Data about app and page elements
/---

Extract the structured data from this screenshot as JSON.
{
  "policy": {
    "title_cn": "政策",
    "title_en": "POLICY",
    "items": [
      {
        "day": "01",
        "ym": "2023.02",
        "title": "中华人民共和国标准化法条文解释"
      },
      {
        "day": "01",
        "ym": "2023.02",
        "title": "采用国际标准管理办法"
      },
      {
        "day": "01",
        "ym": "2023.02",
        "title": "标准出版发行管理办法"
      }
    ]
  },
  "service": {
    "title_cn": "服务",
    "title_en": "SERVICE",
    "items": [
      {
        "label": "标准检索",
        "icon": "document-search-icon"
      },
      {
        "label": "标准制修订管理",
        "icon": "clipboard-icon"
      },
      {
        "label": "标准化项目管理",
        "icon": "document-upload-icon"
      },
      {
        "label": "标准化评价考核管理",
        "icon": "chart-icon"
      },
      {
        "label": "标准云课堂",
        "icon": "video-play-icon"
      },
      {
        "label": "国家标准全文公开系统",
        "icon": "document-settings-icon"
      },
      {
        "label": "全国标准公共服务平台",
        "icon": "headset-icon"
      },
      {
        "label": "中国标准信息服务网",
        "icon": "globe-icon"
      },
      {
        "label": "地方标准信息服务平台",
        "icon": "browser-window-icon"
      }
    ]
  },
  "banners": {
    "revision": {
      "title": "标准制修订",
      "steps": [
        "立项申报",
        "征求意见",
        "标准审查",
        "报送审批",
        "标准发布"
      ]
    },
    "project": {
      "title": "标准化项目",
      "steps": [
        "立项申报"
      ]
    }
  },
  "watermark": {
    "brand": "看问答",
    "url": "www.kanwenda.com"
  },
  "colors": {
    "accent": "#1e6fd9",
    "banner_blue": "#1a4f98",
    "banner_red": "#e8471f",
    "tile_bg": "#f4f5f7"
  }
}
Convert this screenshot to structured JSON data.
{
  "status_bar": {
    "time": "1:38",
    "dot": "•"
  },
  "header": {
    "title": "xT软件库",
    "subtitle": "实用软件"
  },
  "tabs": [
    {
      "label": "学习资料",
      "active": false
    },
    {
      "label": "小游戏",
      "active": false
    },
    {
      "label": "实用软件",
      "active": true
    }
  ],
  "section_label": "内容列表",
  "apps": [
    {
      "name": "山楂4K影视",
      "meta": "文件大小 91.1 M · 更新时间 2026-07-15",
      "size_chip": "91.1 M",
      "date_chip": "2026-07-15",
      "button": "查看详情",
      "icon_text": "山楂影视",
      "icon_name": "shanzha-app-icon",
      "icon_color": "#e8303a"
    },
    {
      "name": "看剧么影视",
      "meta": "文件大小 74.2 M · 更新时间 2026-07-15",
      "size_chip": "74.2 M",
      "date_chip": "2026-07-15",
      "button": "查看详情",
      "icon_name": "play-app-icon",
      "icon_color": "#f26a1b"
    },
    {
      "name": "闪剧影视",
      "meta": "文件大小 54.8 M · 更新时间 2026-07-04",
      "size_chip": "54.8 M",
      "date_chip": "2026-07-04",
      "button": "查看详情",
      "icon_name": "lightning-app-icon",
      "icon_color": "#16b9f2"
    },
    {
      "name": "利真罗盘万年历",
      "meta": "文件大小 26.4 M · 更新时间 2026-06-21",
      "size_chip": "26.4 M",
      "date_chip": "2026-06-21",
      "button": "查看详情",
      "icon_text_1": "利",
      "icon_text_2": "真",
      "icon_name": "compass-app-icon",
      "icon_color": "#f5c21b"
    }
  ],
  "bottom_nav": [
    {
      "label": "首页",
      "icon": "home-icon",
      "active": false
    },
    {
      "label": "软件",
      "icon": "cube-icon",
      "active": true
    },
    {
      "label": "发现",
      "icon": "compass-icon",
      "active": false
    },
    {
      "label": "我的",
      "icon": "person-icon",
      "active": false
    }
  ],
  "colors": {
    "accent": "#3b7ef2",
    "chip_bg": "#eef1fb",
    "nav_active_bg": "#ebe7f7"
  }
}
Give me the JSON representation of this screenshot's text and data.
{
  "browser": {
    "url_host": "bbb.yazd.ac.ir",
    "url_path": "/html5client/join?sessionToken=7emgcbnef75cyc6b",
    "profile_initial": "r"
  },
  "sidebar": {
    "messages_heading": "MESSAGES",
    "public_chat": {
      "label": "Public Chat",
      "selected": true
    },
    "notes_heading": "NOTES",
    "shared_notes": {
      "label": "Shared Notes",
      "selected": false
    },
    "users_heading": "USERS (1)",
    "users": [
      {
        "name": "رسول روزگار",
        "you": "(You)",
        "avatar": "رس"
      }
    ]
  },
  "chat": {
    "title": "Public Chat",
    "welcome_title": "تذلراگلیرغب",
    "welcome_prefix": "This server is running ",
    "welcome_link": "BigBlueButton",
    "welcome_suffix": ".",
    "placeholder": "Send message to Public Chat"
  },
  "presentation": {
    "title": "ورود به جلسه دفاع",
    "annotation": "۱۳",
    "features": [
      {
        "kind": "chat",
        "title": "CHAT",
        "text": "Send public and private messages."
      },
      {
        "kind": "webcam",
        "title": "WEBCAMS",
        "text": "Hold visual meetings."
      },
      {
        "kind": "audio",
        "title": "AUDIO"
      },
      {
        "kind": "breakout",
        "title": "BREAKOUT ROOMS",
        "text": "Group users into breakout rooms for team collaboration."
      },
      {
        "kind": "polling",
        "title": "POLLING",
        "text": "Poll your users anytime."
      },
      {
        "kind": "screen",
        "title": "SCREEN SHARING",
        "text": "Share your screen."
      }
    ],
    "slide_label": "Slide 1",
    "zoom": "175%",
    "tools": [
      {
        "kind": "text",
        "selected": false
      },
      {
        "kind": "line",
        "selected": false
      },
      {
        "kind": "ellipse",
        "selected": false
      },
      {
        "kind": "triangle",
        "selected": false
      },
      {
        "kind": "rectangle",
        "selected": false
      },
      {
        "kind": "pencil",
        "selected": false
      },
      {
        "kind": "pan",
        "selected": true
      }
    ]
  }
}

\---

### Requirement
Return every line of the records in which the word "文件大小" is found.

### Exercise solution
      "meta": "文件大小 91.1 M · 更新时间 2026-07-15",
      "meta": "文件大小 74.2 M · 更新时间 2026-07-15",
      "meta": "文件大小 54.8 M · 更新时间 2026-07-04",
      "meta": "文件大小 26.4 M · 更新时间 2026-06-21",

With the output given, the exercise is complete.